Collection entries
++++

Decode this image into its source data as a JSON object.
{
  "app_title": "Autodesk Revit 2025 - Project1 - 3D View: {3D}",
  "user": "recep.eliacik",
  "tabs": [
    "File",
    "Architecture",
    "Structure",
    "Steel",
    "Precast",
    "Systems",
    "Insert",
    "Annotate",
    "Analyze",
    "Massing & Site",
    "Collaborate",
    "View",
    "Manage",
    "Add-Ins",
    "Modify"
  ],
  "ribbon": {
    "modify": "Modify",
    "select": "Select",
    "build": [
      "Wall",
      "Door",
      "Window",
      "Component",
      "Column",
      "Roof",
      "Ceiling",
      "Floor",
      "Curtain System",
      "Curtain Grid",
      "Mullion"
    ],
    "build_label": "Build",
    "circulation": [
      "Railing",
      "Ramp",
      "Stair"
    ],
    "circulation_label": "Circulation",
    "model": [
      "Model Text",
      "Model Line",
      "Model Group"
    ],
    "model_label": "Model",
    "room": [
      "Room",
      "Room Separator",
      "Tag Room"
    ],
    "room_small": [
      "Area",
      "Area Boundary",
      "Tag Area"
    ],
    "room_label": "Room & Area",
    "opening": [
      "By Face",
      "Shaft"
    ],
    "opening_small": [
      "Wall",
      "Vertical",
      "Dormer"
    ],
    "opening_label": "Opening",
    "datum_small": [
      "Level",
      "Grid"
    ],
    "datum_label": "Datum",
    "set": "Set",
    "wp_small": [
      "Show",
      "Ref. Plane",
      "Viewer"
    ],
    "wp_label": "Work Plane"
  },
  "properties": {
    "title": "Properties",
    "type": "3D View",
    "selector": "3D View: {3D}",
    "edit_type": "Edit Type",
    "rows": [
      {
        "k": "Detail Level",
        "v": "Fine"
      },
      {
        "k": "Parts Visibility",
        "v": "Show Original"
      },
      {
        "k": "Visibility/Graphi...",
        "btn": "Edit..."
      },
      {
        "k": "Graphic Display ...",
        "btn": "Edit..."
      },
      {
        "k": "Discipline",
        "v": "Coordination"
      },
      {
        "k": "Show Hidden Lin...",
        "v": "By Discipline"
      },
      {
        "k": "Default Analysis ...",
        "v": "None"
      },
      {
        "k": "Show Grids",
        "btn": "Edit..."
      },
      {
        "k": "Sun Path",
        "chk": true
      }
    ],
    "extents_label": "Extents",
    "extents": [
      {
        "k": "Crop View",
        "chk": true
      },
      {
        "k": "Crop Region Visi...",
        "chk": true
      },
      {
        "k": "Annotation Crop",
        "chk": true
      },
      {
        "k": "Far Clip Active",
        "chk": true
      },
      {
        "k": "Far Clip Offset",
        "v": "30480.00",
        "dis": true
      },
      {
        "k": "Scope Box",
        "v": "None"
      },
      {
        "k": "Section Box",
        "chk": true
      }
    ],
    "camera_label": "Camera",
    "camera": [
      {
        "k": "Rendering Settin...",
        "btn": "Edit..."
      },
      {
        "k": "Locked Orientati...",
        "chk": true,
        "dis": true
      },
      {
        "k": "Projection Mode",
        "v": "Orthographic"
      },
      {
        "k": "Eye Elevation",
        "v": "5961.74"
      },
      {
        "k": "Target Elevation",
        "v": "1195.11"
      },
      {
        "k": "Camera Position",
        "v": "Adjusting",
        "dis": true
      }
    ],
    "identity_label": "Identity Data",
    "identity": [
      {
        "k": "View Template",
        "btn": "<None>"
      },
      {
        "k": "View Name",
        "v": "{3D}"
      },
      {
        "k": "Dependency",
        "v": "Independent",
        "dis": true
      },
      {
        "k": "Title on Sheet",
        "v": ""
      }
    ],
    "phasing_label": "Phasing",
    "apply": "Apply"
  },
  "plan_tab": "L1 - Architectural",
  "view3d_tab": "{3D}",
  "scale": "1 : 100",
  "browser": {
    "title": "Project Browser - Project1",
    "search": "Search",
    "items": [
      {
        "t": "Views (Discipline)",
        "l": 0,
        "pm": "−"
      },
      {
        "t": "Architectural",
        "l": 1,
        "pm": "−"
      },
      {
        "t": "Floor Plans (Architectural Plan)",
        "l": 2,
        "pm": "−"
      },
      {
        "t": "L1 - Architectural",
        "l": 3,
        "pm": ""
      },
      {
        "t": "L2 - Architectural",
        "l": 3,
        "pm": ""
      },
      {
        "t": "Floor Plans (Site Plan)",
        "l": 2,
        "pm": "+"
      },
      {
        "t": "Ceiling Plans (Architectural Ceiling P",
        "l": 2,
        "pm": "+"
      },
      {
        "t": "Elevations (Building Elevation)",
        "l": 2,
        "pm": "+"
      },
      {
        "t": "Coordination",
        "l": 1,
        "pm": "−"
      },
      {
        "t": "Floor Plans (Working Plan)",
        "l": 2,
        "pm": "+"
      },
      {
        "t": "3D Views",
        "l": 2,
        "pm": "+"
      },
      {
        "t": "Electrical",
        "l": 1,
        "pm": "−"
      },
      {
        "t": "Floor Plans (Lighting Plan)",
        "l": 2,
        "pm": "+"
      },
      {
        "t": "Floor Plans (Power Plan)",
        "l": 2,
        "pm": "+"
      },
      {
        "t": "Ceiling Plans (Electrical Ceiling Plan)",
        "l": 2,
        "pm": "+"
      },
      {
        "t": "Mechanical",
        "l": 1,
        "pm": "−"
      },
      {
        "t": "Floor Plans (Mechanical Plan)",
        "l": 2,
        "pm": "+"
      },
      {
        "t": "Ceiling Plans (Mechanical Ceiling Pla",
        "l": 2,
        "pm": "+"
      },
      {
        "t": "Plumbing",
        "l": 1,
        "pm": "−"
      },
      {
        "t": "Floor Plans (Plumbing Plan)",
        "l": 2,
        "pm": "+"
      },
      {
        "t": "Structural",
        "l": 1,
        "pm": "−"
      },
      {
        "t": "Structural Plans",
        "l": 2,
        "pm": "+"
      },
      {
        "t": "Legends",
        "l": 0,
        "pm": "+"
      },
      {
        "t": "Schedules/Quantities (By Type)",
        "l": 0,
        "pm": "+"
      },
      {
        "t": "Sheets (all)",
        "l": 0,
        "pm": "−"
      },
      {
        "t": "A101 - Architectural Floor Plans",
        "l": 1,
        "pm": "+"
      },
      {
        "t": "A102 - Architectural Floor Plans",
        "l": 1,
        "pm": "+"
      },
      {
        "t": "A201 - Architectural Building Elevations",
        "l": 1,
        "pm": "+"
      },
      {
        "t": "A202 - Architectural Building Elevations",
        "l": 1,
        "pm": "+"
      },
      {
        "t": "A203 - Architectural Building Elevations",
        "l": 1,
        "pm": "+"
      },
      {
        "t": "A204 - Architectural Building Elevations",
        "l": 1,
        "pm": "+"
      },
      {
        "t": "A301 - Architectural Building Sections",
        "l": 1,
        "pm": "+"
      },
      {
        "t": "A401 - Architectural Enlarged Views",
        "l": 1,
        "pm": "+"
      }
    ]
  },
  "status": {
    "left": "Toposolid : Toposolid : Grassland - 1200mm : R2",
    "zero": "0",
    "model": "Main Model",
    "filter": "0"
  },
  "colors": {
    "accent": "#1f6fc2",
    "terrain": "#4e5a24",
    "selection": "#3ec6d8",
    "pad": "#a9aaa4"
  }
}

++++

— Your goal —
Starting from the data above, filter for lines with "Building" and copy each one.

— Written answer —
        "t": "Elevations (Building Elevation)",
        "t": "A201 - Architectural Building Elevations",
        "t": "A202 - Architectural Building Elevations",
        "t": "A203 - Architectural Building Elevations",
        "t": "A204 - Architectural Building Elevations",
        "t": "A301 - Architectural Building Sections",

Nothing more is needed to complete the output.